**Exercise inputs**
=== Begin Enclosure ===
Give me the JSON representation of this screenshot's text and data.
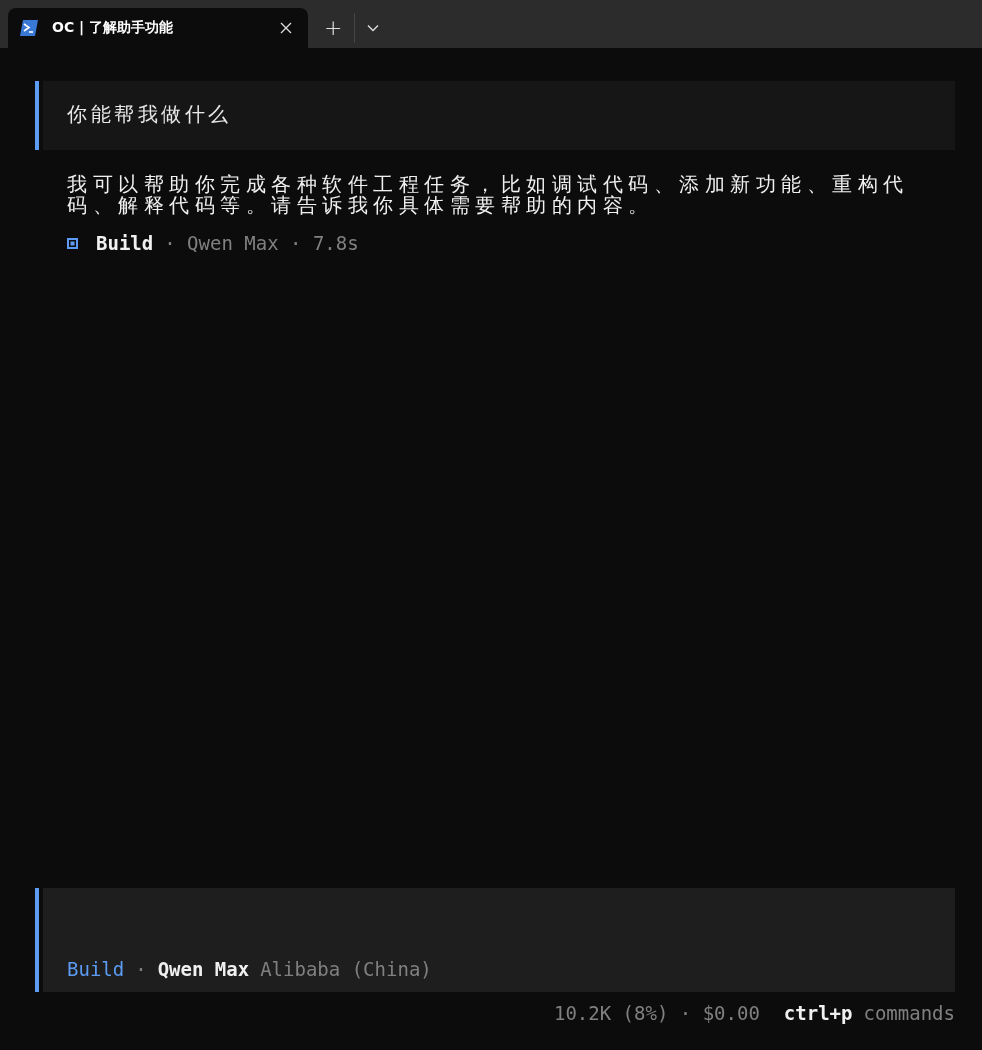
{
  "tabs": [
    {
      "title": "OC | 了解助手功能",
      "selected": true
    }
  ],
  "tab_actions": {
    "new": "+"
  },
  "conversation": {
    "user_message": "你能帮我做什么",
    "reply": "我可以帮助你完成各种软件工程任务，比如调试代码、添加新功能、重构代码、解释代码等。请告诉我你具体需要帮助的内容。",
    "meta": {
      "agent": "Build",
      "details": "· Qwen Max · 7.8s"
    }
  },
  "prompt": {
    "agent": "Build",
    "separator": "·",
    "model": "Qwen Max",
    "provider": "Alibaba (China)"
  },
  "status_bar": {
    "usage": "10.2K (8%) · $0.00",
    "shortcut": "ctrl+p",
    "shortcut_label": "commands"
  }
}
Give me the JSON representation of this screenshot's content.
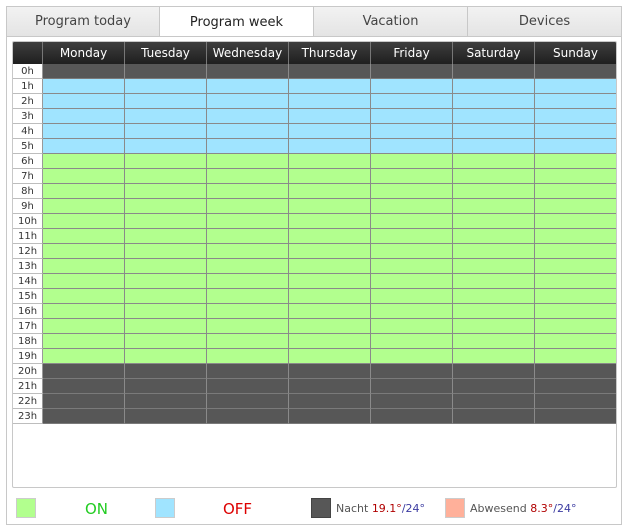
{
  "tabs": [
    {
      "label": "Program today",
      "active": false
    },
    {
      "label": "Program week",
      "active": true
    },
    {
      "label": "Vacation",
      "active": false
    },
    {
      "label": "Devices",
      "active": false
    }
  ],
  "schedule": {
    "days": [
      "Monday",
      "Tuesday",
      "Wednesday",
      "Thursday",
      "Friday",
      "Saturday",
      "Sunday"
    ],
    "hours": [
      "0h",
      "1h",
      "2h",
      "3h",
      "4h",
      "5h",
      "6h",
      "7h",
      "8h",
      "9h",
      "10h",
      "11h",
      "12h",
      "13h",
      "14h",
      "15h",
      "16h",
      "17h",
      "18h",
      "19h",
      "20h",
      "21h",
      "22h",
      "23h"
    ],
    "hour_modes": [
      "night",
      "off",
      "off",
      "off",
      "off",
      "off",
      "on",
      "on",
      "on",
      "on",
      "on",
      "on",
      "on",
      "on",
      "on",
      "on",
      "on",
      "on",
      "on",
      "on",
      "night",
      "night",
      "night",
      "night"
    ]
  },
  "legend": {
    "on": {
      "label": "ON",
      "color": "#b2ff8e",
      "text_color": "#22cc22"
    },
    "off": {
      "label": "OFF",
      "color": "#a0e4ff",
      "text_color": "#dd0000"
    },
    "night": {
      "label": "Nacht",
      "temp": "19.1°",
      "sep": "/",
      "max": "24°",
      "color": "#575757"
    },
    "away": {
      "label": "Abwesend",
      "temp": "8.3°",
      "sep": "/",
      "max": "24°",
      "color": "#ffb09a"
    }
  },
  "colors": {
    "on": "#b2ff8e",
    "off": "#a0e4ff",
    "night": "#575757",
    "away": "#ffb09a"
  }
}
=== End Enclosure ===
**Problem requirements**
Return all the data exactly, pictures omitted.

**Problem solution**
Give me the JSON representation of this screenshot's text and data.
{
  "tabs": [
    {
      "title": "OC | 了解助手功能",
      "selected": true
    }
  ],
  "tab_actions": {
    "new": "+"
  },
  "conversation": {
    "user_message": "你能帮我做什么",
    "reply": "我可以帮助你完成各种软件工程任务，比如调试代码、添加新功能、重构代码、解释代码等。请告诉我你具体需要帮助的内容。",
    "meta": {
      "agent": "Build",
      "details": "· Qwen Max · 7.8s"
    }
  },
  "prompt": {
    "agent": "Build",
    "separator": "·",
    "model": "Qwen Max",
    "provider": "Alibaba (China)"
  },
  "status_bar": {
    "usage": "10.2K (8%) · $0.00",
    "shortcut": "ctrl+p",
    "shortcut_label": "commands"
  }
}
Give me the JSON representation of this screenshot's content.
{
  "tabs": [
    {
      "label": "Program today",
      "active": false
    },
    {
      "label": "Program week",
      "active": true
    },
    {
      "label": "Vacation",
      "active": false
    },
    {
      "label": "Devices",
      "active": false
    }
  ],
  "schedule": {
    "days": [
      "Monday",
      "Tuesday",
      "Wednesday",
      "Thursday",
      "Friday",
      "Saturday",
      "Sunday"
    ],
    "hours": [
      "0h",
      "1h",
      "2h",
      "3h",
      "4h",
      "5h",
      "6h",
      "7h",
      "8h",
      "9h",
      "10h",
      "11h",
      "12h",
      "13h",
      "14h",
      "15h",
      "16h",
      "17h",
      "18h",
      "19h",
      "20h",
      "21h",
      "22h",
      "23h"
    ],
    "hour_modes": [
      "night",
      "off",
      "off",
      "off",
      "off",
      "off",
      "on",
      "on",
      "on",
      "on",
      "on",
      "on",
      "on",
      "on",
      "on",
      "on",
      "on",
      "on",
      "on",
      "on",
      "night",
      "night",
      "night",
      "night"
    ]
  },
  "legend": {
    "on": {
      "label": "ON",
      "color": "#b2ff8e",
      "text_color": "#22cc22"
    },
    "off": {
      "label": "OFF",
      "color": "#a0e4ff",
      "text_color": "#dd0000"
    },
    "night": {
      "label": "Nacht",
      "temp": "19.1°",
      "sep": "/",
      "max": "24°",
      "color": "#575757"
    },
    "away": {
      "label": "Abwesend",
      "temp": "8.3°",
      "sep": "/",
      "max": "24°",
      "color": "#ffb09a"
    }
  },
  "colors": {
    "on": "#b2ff8e",
    "off": "#a0e4ff",
    "night": "#575757",
    "away": "#ffb09a"
  }
}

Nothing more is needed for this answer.